> _The task_
Lines below containing the word "μπορούν" should be copied out.

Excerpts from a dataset
■ ■ ■

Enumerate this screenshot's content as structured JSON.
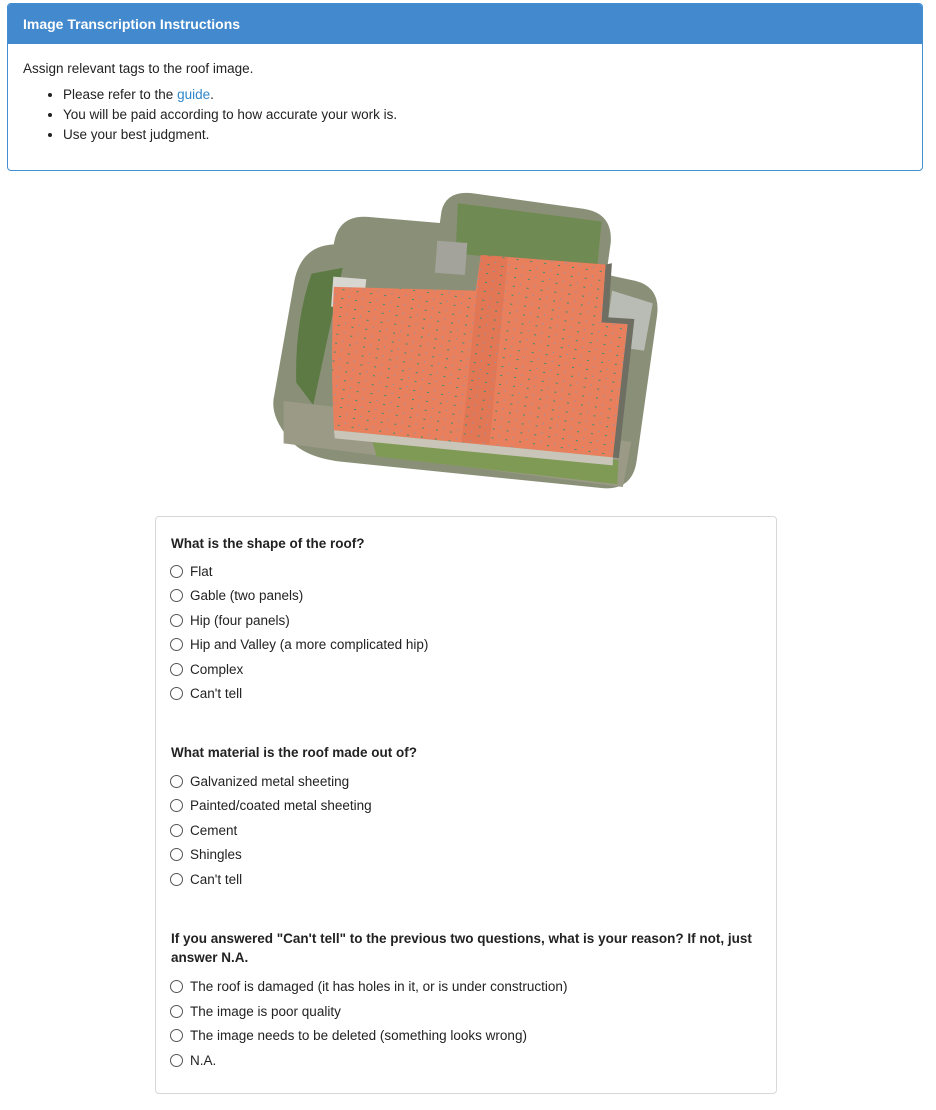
{
  "instructions": {
    "title": "Image Transcription Instructions",
    "intro": "Assign relevant tags to the roof image.",
    "bullet1_prefix": "Please refer to the ",
    "bullet1_link": "guide",
    "bullet1_suffix": ".",
    "bullet2": "You will be paid according to how accurate your work is.",
    "bullet3": "Use your best judgment."
  },
  "questions": [
    {
      "label": "What is the shape of the roof?",
      "options": [
        "Flat",
        "Gable (two panels)",
        "Hip (four panels)",
        "Hip and Valley (a more complicated hip)",
        "Complex",
        "Can't tell"
      ]
    },
    {
      "label": "What material is the roof made out of?",
      "options": [
        "Galvanized metal sheeting",
        "Painted/coated metal sheeting",
        "Cement",
        "Shingles",
        "Can't tell"
      ]
    },
    {
      "label": "If you answered \"Can't tell\" to the previous two questions, what is your reason? If not, just answer N.A.",
      "options": [
        "The roof is damaged (it has holes in it, or is under construction)",
        "The image is poor quality",
        "The image needs to be deleted (something looks wrong)",
        "N.A."
      ]
    }
  ],
  "colors": {
    "header_bg": "#4289cd",
    "link": "#2f86c8",
    "roof": "#e8805e"
  }
}
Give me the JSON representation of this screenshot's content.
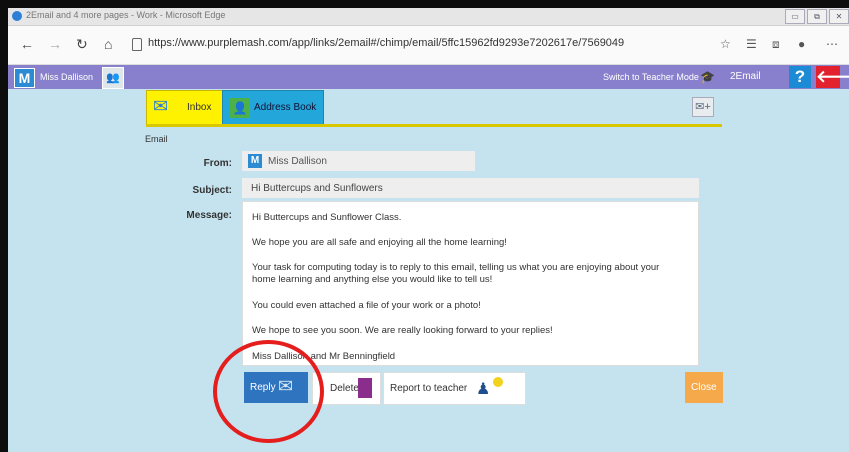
{
  "window": {
    "title": "2Email and 4 more pages - Work - Microsoft Edge"
  },
  "browser": {
    "url": "https://www.purplemash.com/app/links/2email#/chimp/email/5ffc15962fd9293e7202617e/7569049"
  },
  "appbar": {
    "logo": "M",
    "user": "Miss Dallison",
    "teacher_mode": "Switch to Teacher Mode",
    "app_name": "2Email",
    "help": "?",
    "back": "🡐"
  },
  "tabs": {
    "inbox": "Inbox",
    "address_book": "Address Book"
  },
  "email": {
    "section_label": "Email",
    "from_label": "From:",
    "from_value": "Miss Dallison",
    "subject_label": "Subject:",
    "subject_value": "Hi Buttercups and Sunflowers",
    "message_label": "Message:",
    "message_paragraphs": [
      "Hi Buttercups and Sunflower Class.",
      "We hope you are all safe and enjoying all the home learning!",
      "Your task for computing today is to reply to this email, telling us what you are enjoying about your home learning and anything else you would like to tell us!",
      "You could even attached a file of your work or a photo!",
      "We hope to see you soon. We are really looking forward to your replies!",
      "Miss Dallison and Mr Benningfield"
    ]
  },
  "actions": {
    "reply": "Reply",
    "delete": "Delete",
    "report": "Report to teacher",
    "close": "Close"
  },
  "colors": {
    "background": "#c5e3ee",
    "appbar": "#8880cc",
    "inbox_tab": "#fff200",
    "address_tab": "#23a6d9",
    "reply": "#2f74bf",
    "close": "#f5a94a",
    "annotation": "#e41d1d"
  }
}
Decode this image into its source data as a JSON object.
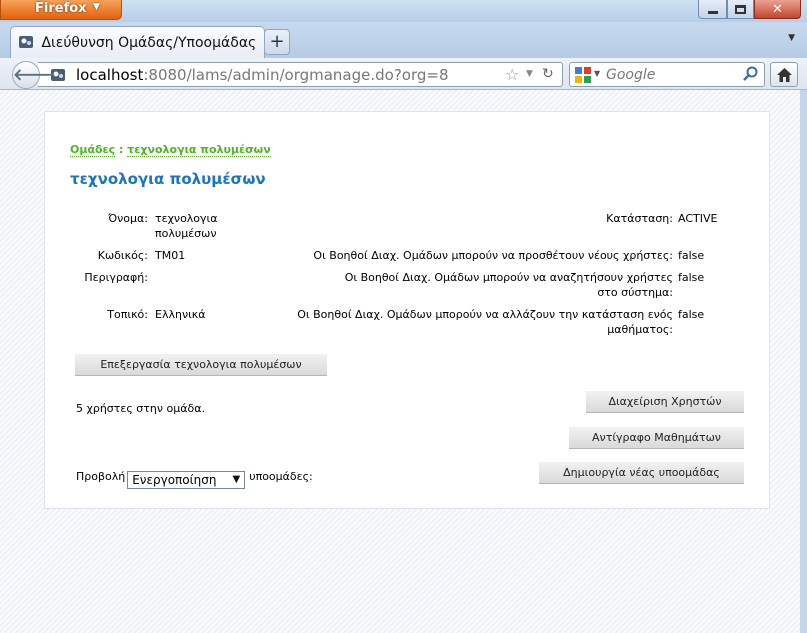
{
  "browser": {
    "menu_label": "Firefox",
    "tab_title": "Διεύθυνση Ομάδας/Υποομάδας",
    "newtab_label": "+",
    "url_host": "localhost",
    "url_rest": ":8080/lams/admin/orgmanage.do?org=8",
    "search_placeholder": "Google",
    "close_label": "✕"
  },
  "page": {
    "breadcrumb_root": "Ομάδες",
    "breadcrumb_sep": " : ",
    "breadcrumb_current": "τεχνολογια πολυμέσων",
    "title": "τεχνολογια πολυμέσων",
    "fields": {
      "name_label": "Όνομα:",
      "name_value": "τεχνολογια πολυμέσων",
      "code_label": "Κωδικός:",
      "code_value": "TM01",
      "description_label": "Περιγραφή:",
      "description_value": "",
      "locale_label": "Τοπικό:",
      "locale_value": "Ελληνικά",
      "status_label": "Κατάσταση:",
      "status_value": "ACTIVE",
      "add_users_label": "Οι Βοηθοί Διαχ. Ομάδων μπορούν να προσθέτουν νέους χρήστες:",
      "add_users_value": "false",
      "search_users_label": "Οι Βοηθοί Διαχ. Ομάδων μπορούν να αναζητήσουν χρήστες στο σύστημα:",
      "search_users_value": "false",
      "change_status_label": "Οι Βοηθοί Διαχ. Ομάδων μπορούν να αλλάζουν την κατάσταση ενός μαθήματος:",
      "change_status_value": "false"
    },
    "edit_button": "Επεξεργασία τεχνολογια πολυμέσων",
    "users_count_text": "5 χρήστες στην ομάδα.",
    "manage_users_button": "Διαχείριση Χρηστών",
    "copy_lessons_button": "Αντίγραφο Μαθημάτων",
    "create_subgroup_button": "Δημιουργία νέας υποομάδας",
    "view_prefix": "Προβολή",
    "view_selected": "Ενεργοποίηση",
    "view_suffix": "υποομάδες:"
  }
}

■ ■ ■

> _Output below_
      "add_users_label": "Οι Βοηθοί Διαχ. Ομάδων μπορούν να προσθέτουν νέους χρήστες:",
      "search_users_label": "Οι Βοηθοί Διαχ. Ομάδων μπορούν να αναζητήσουν χρήστες στο σύστημα:",
      "change_status_label": "Οι Βοηθοί Διαχ. Ομάδων μπορούν να αλλάζουν την κατάσταση ενός μαθήματος:",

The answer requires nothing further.